The average NFL franchise is worth $1.43 billion, higher than the average for any other professional sports league in the world. The franchises are not tax-exempt, but that does not mean they too do not score sweetheart stadium deals at taxpayers’ expense. According to estimates from the Joint Committee on Taxation, the taxpayer cost of the NFL’s tax exemption over ten years comes to $109 million. This means that the billions in taxpayer-provided support for new stadiums are by far the largest subsidy gifted to the NFL.
In 2013, Commissioner Roger Goodell received $44 million in total compensation—steep for the head of a nonprofit organization.

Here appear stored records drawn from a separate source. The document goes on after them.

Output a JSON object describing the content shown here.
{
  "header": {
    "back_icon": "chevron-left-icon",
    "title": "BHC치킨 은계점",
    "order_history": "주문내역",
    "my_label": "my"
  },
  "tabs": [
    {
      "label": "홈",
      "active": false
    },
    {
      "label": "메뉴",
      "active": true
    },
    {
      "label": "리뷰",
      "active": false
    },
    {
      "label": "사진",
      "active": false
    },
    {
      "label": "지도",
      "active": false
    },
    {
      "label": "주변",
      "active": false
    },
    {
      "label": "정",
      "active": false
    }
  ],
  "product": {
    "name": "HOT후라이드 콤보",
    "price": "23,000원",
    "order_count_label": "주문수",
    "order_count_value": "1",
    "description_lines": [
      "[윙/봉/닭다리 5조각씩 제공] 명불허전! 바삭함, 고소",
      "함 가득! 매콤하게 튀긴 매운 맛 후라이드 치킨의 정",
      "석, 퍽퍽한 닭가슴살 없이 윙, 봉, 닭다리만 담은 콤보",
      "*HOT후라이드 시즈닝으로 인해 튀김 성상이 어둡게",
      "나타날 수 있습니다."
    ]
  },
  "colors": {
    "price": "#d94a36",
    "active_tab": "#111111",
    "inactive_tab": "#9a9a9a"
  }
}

His compensation would have ranked him as one of the top ten highest paid CEOs, if the NFL was a public company.
The PRO Sports Act, introduced last year by Senator Tom Coburn (R-OK), would strip the tax-exempt status from the NFL and any other professional sports organizations with annual revenues that exceed $10 million. Other leagues that would be affected include the National Hockey League, PGA Tour, and Ladies Professional Golf Association. The leagues these four organizations represent generate an estimated $13 billion a year in revenue, though most of this comes from the teams and is subject to tax. According to IRS 990 forms, the non-profit NFL headquarters brought in revenues of $327 million last year. The National Basketball Association and Major League Baseball both do not hold tax-exempt status, proving that successful sports leagues can operate without this form of government subsidy.
Senator Angus King (I-ME), explaining why he supports the PRO Sports Act, stated, “Section 501(c)(6) of the tax code is intended to exempt organizations that exist to promote specific industries and professions, not league-specific brands… I like the NFL, but I don’t think it’s unfair to ask their central office to pay its share in taxes.” In other words, the NFL is not working to promote the sport of football in general, but its 32 teams. This is why the NFL would lose its tax-exempt status if “football leagues” were removed from the IRS statute.
Taxpayers should not subsidize large, successful businesses such as the NFL. Franchises are worth more than $1 billion, and the league’s revenue is expanding at an impressive rate. Cities and states need to resist the urge to shower NFL owners with public subsidies, and Congress should end the NFL’s tax-exempt status. Regardless of who wins Sunday, taxpayers are the losers.